WHAT YOU WILL DO - Below are the records; copy each line in which "service" can be found.
=== Section Start ===
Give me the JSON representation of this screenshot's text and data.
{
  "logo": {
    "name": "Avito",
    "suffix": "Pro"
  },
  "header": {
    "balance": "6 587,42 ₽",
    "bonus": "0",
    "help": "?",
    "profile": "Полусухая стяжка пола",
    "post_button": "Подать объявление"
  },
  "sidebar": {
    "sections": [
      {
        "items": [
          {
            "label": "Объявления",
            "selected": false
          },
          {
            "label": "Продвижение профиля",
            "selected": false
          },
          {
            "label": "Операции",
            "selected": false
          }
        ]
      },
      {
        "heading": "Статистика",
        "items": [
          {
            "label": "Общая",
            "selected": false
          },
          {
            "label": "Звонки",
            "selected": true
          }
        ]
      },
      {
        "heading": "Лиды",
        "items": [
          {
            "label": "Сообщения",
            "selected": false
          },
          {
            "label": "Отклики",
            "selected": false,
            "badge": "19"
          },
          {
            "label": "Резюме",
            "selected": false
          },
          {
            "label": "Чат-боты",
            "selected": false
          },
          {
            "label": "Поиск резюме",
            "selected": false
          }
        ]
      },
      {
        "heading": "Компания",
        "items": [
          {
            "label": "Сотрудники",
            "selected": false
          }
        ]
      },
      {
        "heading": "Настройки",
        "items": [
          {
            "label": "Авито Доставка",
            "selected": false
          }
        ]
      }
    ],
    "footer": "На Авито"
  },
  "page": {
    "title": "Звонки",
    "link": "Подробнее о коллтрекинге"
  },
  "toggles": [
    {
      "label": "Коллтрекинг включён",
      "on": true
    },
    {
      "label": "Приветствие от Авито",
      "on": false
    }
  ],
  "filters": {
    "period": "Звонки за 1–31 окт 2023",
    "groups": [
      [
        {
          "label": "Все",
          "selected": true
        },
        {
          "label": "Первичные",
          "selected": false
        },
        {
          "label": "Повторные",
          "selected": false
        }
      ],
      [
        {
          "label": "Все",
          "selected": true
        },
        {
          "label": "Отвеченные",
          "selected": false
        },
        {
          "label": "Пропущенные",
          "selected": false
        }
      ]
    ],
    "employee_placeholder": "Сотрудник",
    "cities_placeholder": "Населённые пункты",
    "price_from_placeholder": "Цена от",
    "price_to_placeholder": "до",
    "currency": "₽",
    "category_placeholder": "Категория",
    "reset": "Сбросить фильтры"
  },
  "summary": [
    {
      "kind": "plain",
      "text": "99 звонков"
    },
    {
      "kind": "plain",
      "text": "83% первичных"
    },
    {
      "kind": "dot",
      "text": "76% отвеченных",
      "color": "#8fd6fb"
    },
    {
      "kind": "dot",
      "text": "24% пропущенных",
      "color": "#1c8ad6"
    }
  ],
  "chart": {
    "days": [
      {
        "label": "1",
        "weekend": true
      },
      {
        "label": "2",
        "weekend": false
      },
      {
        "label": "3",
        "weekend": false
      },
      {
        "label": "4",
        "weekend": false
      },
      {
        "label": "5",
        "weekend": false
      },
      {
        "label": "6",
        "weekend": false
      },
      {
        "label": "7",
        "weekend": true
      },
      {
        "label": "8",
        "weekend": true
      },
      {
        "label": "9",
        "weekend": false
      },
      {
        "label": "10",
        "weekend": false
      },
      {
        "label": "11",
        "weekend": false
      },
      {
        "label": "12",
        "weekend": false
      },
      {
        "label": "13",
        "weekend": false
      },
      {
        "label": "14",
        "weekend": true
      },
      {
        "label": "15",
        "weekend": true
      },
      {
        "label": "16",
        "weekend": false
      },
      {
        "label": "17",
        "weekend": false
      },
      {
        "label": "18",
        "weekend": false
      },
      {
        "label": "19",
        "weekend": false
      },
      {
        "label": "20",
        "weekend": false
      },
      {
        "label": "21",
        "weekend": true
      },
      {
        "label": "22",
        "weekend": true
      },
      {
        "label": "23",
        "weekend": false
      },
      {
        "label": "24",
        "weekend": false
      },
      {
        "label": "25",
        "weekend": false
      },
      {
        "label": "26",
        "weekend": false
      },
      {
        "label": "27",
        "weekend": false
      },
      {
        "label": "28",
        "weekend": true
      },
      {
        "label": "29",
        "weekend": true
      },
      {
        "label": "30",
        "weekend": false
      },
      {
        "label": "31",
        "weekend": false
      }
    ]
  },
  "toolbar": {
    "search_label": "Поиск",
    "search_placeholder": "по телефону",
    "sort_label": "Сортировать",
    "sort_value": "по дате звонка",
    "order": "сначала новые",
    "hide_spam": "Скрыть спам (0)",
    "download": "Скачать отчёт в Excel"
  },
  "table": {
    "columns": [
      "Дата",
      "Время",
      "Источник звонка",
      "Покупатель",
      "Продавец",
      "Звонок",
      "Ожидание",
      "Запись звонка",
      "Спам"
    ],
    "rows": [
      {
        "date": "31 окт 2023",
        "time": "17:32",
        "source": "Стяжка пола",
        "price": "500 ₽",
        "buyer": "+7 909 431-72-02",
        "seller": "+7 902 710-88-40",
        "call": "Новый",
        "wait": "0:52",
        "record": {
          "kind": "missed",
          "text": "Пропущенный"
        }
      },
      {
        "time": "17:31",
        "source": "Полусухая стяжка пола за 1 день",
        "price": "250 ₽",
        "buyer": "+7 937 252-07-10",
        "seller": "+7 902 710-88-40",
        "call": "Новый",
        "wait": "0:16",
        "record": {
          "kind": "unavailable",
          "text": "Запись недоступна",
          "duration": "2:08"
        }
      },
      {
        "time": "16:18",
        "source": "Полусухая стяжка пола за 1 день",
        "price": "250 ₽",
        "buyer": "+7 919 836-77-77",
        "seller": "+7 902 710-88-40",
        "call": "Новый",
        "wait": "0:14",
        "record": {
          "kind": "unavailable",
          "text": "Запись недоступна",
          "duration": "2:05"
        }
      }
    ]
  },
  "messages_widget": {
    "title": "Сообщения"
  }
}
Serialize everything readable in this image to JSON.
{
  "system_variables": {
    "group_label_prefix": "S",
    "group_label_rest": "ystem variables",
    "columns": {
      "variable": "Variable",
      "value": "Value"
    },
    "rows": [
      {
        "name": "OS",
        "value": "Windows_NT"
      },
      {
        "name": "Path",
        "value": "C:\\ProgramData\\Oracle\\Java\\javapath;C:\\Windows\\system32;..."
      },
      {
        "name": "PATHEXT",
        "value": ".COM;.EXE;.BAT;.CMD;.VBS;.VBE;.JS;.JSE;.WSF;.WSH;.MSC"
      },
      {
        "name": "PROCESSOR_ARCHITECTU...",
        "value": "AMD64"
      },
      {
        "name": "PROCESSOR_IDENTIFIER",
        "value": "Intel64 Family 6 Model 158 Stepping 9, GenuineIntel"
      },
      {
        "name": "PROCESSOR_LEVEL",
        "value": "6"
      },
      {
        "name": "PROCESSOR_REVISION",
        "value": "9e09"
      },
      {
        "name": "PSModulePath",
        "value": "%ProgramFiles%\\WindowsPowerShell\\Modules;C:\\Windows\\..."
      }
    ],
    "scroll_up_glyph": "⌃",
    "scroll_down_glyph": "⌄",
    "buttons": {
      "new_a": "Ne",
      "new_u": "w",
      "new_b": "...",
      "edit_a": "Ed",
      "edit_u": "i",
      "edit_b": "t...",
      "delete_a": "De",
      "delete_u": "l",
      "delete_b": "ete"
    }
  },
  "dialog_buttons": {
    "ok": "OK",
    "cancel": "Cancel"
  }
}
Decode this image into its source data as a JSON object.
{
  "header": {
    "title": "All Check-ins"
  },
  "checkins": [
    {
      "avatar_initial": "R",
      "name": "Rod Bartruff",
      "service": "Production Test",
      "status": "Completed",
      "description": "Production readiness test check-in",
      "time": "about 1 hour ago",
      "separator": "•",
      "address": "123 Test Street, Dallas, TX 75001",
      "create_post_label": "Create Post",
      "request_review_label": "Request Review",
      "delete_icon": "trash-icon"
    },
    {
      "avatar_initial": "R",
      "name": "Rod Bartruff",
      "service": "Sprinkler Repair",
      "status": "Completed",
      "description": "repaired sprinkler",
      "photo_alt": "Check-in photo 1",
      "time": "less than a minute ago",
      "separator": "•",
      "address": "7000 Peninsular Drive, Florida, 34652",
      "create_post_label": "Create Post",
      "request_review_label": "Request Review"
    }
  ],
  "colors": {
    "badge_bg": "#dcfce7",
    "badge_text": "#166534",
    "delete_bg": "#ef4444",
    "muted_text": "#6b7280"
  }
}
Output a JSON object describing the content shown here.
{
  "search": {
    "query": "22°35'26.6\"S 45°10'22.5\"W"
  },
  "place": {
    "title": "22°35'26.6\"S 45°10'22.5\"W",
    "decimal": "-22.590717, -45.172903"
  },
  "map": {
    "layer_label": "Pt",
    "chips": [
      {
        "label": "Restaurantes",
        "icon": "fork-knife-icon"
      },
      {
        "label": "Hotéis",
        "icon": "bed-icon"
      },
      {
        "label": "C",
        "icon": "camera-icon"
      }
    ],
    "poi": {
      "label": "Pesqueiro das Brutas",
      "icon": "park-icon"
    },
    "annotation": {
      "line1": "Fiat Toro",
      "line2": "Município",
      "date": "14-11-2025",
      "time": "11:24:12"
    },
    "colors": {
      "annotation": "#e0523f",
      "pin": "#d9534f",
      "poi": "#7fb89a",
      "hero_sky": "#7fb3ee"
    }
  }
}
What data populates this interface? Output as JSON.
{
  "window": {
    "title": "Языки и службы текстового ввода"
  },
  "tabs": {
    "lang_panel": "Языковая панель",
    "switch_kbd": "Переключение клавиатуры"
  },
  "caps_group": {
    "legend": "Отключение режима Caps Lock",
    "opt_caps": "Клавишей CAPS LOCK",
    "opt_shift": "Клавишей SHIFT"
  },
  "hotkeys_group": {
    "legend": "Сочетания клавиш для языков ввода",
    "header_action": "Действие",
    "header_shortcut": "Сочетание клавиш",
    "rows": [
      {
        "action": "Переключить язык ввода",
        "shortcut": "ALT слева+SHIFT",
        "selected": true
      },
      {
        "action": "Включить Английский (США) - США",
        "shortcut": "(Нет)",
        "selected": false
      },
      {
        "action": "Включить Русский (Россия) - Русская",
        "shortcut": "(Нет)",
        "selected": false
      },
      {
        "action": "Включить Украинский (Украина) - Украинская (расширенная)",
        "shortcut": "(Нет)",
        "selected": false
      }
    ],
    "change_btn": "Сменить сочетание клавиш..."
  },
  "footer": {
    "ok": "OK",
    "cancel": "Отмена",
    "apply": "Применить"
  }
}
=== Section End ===
RESULT BELOW -
      "service": "Production Test",
      "service": "Sprinkler Repair",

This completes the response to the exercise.